“Anything worth doing, is worth doing right.”
Hunter S. Thompson
“I do the very best I know how, the very best I can, and I mean to keep on doing so until the end.”
“Success begins at the extra mile.”
If you are going to undertake something grand (ie a Prom), three rules of thumb are necessary for its success.
1. Pray for inspiration.
2. Give it your all – and then some.
3. Surround yourself with talented people who are willing to do the same.
At a recent track meet, Hoka athletics (the event sponsor) handed out these 27.2 stickers. You may have seen similar oval bumper stickers with numbers like (26.2), or (13.1). For non-runners, these numbers may make little sense, but for distance athletes, these digits tell a story. Stickers marked 26.2 or 13.1 is a proclamation that this person ran a marathon or half-marathon.
Pretty awesome accomplishment. But if 26.2 is the number of miles in a marathon, and 13.1 the number of miles in a half-marathon, what’s with the 27.2? Quick math or a peek at this blog’s title gives it away. It’s the extra mile. A suggestion to go a second mile further.
I love this concept with sports, but I love this even more as a metaphor for life.
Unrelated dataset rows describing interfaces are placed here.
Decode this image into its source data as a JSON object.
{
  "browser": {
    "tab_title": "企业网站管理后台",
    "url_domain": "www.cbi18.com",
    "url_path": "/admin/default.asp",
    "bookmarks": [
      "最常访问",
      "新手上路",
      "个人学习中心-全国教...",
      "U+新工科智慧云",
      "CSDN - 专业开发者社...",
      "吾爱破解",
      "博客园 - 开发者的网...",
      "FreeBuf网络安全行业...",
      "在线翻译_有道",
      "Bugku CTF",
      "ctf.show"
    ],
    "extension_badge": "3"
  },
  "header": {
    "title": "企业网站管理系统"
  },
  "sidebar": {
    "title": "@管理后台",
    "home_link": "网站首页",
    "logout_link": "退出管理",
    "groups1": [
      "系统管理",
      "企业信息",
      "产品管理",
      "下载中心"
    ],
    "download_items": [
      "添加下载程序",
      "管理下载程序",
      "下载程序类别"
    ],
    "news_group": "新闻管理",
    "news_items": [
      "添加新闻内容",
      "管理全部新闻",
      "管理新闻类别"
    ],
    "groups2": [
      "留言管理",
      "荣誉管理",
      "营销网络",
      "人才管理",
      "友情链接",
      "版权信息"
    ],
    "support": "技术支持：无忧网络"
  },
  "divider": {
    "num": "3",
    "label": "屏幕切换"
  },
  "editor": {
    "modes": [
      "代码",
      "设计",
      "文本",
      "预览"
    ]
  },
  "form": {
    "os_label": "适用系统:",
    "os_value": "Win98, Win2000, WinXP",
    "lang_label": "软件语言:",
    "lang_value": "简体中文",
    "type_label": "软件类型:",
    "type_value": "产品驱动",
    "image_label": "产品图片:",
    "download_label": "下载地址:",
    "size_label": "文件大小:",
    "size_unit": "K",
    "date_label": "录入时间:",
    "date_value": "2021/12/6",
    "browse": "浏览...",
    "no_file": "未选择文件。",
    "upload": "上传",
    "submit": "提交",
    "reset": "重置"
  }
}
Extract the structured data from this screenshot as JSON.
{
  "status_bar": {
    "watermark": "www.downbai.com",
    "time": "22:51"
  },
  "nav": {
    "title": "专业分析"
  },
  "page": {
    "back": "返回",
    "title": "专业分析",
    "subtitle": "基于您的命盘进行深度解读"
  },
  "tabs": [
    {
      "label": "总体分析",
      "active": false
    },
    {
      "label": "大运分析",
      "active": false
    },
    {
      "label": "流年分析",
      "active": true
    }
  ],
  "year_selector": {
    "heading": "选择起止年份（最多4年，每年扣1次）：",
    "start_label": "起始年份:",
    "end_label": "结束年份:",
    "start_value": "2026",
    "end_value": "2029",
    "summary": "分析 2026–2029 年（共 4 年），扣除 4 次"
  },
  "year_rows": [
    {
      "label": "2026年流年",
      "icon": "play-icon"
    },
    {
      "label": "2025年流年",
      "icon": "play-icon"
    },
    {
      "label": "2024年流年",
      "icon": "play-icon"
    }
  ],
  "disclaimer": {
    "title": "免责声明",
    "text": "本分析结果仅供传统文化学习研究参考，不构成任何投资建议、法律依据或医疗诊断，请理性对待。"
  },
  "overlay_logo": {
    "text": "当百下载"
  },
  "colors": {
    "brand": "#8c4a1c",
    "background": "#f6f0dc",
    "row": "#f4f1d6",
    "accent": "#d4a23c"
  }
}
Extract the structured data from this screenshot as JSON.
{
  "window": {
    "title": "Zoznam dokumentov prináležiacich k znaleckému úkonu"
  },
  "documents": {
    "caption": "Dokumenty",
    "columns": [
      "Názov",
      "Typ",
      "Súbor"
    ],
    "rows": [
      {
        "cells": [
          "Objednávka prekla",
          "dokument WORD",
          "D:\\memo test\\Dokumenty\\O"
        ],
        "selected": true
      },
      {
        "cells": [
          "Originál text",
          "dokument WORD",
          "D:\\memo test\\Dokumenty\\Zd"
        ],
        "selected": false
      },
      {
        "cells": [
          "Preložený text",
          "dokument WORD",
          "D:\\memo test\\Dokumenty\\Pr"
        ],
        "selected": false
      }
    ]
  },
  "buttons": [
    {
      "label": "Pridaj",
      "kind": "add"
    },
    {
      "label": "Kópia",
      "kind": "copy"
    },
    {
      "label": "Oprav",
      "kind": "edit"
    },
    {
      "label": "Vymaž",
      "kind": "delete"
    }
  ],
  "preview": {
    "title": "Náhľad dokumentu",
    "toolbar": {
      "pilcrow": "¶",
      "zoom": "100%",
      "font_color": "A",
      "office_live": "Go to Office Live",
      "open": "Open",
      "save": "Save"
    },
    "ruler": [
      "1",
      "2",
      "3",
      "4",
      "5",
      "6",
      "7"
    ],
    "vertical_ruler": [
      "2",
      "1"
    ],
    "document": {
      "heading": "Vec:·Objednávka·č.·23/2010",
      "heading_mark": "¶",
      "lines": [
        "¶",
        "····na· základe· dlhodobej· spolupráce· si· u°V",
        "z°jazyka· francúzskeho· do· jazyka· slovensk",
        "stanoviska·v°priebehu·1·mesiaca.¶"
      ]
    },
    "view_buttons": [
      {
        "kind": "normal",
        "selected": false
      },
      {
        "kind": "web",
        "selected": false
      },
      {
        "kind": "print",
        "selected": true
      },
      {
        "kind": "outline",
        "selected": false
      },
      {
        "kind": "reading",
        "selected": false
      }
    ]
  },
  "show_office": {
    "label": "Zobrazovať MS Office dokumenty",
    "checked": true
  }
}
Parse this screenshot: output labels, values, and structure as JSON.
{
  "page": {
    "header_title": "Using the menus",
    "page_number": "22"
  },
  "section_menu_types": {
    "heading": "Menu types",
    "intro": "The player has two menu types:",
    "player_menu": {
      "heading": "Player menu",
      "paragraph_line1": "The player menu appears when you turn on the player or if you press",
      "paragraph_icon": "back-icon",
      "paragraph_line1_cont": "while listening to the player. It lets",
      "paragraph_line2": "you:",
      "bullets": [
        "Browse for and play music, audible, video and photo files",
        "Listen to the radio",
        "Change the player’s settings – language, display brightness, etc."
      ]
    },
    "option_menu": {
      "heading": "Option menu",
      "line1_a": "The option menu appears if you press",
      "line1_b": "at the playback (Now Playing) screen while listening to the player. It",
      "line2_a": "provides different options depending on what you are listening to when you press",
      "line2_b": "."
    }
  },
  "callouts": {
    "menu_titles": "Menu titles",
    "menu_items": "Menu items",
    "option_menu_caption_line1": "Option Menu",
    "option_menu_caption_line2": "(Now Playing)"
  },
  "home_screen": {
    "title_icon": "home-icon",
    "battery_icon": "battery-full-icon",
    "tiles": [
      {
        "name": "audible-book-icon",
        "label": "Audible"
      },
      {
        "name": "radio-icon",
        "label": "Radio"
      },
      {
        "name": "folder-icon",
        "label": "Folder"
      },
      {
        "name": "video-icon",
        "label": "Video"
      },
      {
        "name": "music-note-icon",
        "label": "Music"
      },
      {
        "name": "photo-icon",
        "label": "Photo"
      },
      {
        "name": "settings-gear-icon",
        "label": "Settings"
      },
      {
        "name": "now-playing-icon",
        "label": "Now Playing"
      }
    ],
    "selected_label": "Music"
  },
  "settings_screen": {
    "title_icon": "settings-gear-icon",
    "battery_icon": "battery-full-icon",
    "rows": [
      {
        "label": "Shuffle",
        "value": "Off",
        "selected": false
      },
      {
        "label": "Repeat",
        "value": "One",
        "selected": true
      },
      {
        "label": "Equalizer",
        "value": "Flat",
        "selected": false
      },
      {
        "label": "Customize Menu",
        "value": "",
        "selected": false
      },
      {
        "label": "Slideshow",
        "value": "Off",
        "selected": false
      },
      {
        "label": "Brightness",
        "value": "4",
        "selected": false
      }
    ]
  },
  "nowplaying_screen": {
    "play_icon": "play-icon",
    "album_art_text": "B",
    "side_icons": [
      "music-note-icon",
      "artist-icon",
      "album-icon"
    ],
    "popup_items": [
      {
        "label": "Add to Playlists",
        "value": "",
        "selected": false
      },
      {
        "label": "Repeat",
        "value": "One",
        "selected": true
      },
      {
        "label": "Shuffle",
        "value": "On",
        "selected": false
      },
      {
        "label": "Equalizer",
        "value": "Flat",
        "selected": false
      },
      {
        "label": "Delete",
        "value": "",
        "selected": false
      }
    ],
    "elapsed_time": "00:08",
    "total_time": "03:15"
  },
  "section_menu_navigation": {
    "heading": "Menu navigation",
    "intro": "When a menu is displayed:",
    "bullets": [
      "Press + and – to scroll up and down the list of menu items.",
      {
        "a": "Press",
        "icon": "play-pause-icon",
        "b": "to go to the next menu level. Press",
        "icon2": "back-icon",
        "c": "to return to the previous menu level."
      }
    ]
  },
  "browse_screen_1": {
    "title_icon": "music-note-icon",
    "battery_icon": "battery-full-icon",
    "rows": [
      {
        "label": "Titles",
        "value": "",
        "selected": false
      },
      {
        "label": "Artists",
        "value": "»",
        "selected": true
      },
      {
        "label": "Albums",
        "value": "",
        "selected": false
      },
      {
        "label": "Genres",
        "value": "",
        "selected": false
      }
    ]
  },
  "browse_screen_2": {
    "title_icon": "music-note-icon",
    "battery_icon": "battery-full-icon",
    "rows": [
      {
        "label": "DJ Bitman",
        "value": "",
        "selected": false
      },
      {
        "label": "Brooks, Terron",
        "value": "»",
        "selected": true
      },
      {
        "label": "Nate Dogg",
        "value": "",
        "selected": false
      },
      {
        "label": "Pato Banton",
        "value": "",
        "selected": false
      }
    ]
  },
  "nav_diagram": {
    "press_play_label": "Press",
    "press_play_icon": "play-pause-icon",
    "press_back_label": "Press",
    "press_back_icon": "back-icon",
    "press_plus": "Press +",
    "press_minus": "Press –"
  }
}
Continue reading
“Life is short, but there is always
time enough for courtesy.”
Ralph Waldo Emerson
“I was raised right – I talk about people behind their backs.
It’s called manners!”
Kathy Griffin, Comedian
“Be pretty if you can, be witty if you must, but be gracious if it kills you.”
Elsie De Wolfe
So, I’m driving my boys to school the other morning along with every other parent in the tri-city area. (What happened to the days when we walked to school?) Anyhow, streets are narrow, traffic is bumper-to-bumper, 3/4 of us are still in our pajamas, and the snail-paced rush hour is only a test of patience in our attempt to get to school – on time. But this did not excuse the very bad behavior of one mom.
Three of us approached a 3-way stop T-intersection. Two of us reached the intersection at the same time (me and the guy across going in the opposite direction). After we stopped, me and the guy logically continued. But the gal to my left (who had stopped last) apparently thought someone had done her wrong because she screeched around the corner and butted up right behind the guy wailing on the horn, flipping her finger in the air, yelling profanities. Continue reading
Every person on this planet wears a sort of pair of glasses through which they see the world. A set of lenses through which we filter and perceive life. These glasses are called paradigms. Paradigms are a sort of personally prescribed focus that are formed from things we’ve been taught, experiences, prejudices, opinions – everything through which we perceive the world.
As much as we would like to think that our paradigms are accurate or ideal or fail-proof, they are far from it. This is the problem with paradigms. The glasses we create for ourselves sometimes have blinders that prevent us from seeing the larger picture.
How can they be accurate if our field of vision is limited by personal comfort and happiness? How can they be ideal if our focus is biased to personal power and success? How can they be fail-proof if our peripheral vision only sees our own education, goals and dreams?
We need to shift our paradigms. We need to change how we perceive this world.
How do we do this? Continue reading